I used to absolutely HATE spraying, especially broadcast spraying over an entire field. The problem is seeing the borders of where you have already sprayed.
In the old days, you drug a marker disc or shank on the end of the boom that physically dug up the plants or smashed them down so you could tell where you had been. Sometimes you could see the line, sometimes you could not. You spent most of your day praying that you were somewhere close to the right line, knowing that you might be overlapping and wasting chemical (and money) or leaving a gap where the weeds would grow up and demonstrate your incompetence.
Then came the foam marker systems. These used a small air compressor and a special highly-foaming and long-lasting soap to generate blobs of foam at the end of your spray boom. It is the stuff kids wished was in their bubble toys. The foam was supposed to sit on top of the plant canopy until you went around the field again, giving you something to follow on your next pass. Sometimes it worked, sometimes it fell to the ground where you could not see it, or it would dry out and disappear before you made the next round. One time my neighbor actually saw a coyote walking down his track from the previous pass, licking up the foam. Foam was better and less physically destructive than the old disc markers, but I still knew that I really didn’t know where I was in the field in relation to where I should have been.
It’s the “if you don’t know where you are then you can not possibly be doing a good job” that I found so frustrating. Knowing I was doing a poor job was what made me hate spraying.
Finally, military GPS technology moved into the consumer market, and agriculture quickly became one of the top users of satellite GPS technology. It is now either optional or standard equipment on all new field tractors and combines. Spraying season, however, is where it has truly blessed my life.
My main sprayer is an older, small 4x4 pickup that has had the bed removed and a 150 gallon tank and pump bolted on in its place. I spent about $3,500 to add GPS guidance to it, and it was worth every dime. The guidance system allows me to see within a few inches whether I am overlapping or leaving a gap. It also tells me which parts of the field have already been sprayed.
This technology was seen as such an environmental and energy-saving benefit, that government cost-share programs were developed to encourage farmers to buy new equipment with satellite guidance. I have a few colleagues who took advantage of this, but the technology was such a benefit that it was widely adopted even without the cost-sharing option.
In operation, it is a lot like driving Mario cart or any other computer racing game. The screen shows a line where you need to drive and you must keep your ‘cart’ (which is represented by a boring red arrow point) exactly on that line. Though an occasional coyote hole can give you a jolt, there are no bombs, shells, or stars to watch out for, but it still demands your constant focus on the screen. If your eyes wander from the screen for long, it costs you real dollars, not virtual coins.
I’ve found, though, that driving with my eyes glued to the screen, I don’t actually see my crop like I used to with my old marker.

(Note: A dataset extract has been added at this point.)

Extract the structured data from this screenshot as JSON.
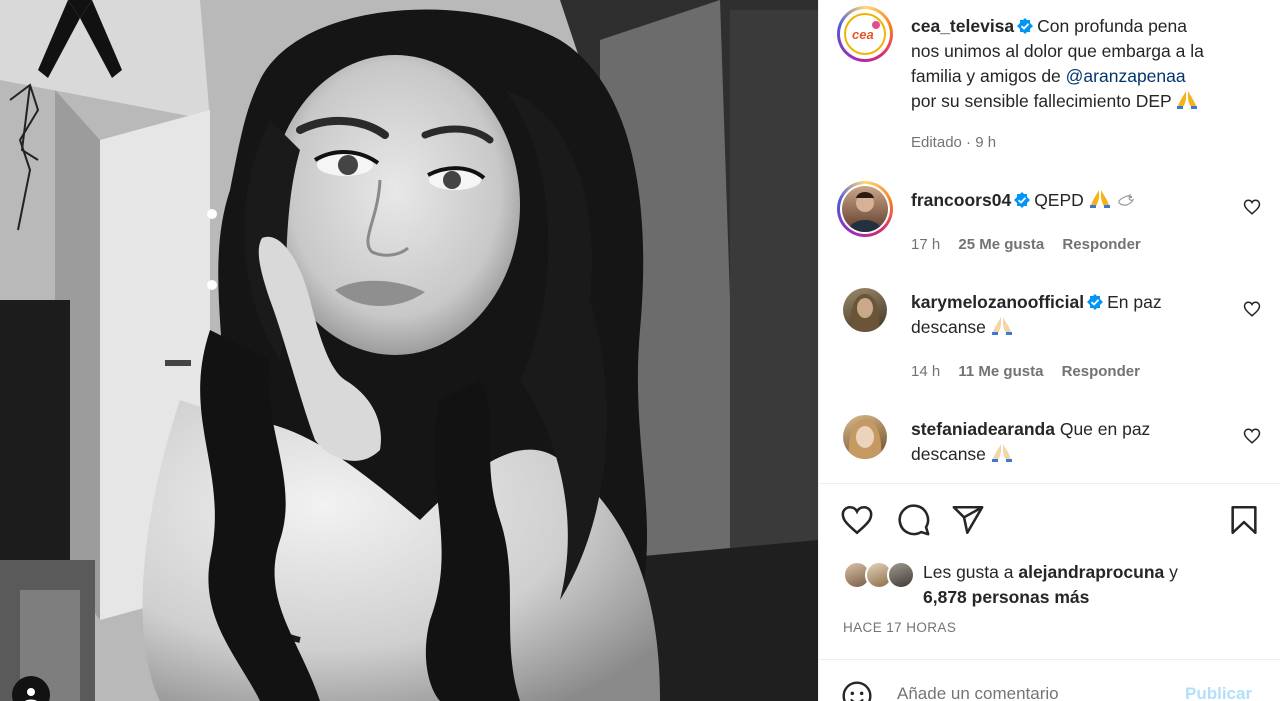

I do miss the good review that my crop used to get as I watched it go by while looking for that next drop of foam. I do not, however, miss the frustration of knowing that I am doing a poor job because I can’t tell where I am.
If I weren’t so cheap, I would buy a system that would allow me to look at the crop or read email or even play Angry Birds while the auto-steer guidance system steers the sprayer. Before I go that far, however, the next step-up in technology for me would be an ‘auto-boom’ system. When I looked into it about 4 years ago, the cost would have been another $3,500 for ‘auto boom control.’ This system automatically shuts off nozzles if you start to overlap. My 45-foot boom is divided into two sections controlled by two manual on/off toggle switches. Because square fields are so rare on the Palouse, you usually end up with a long narrow triangle, or at least a pointed corner where spraying less than half a boom (22 feet in my case) would save a lot of chemical and money. The software keeps track of what has and has not been sprayed. If a nozzle passes over unsprayed ground, the controller turns on that nozzle. Similarly, if a nozzle passes over already-sprayed ground, the controller turns the nozzle off.
If I do make that upgrade, it will make the electronics on my sprayer worth more than the sprayer itself, and at that point, I may look into cost-share programs to help lighten the load financially.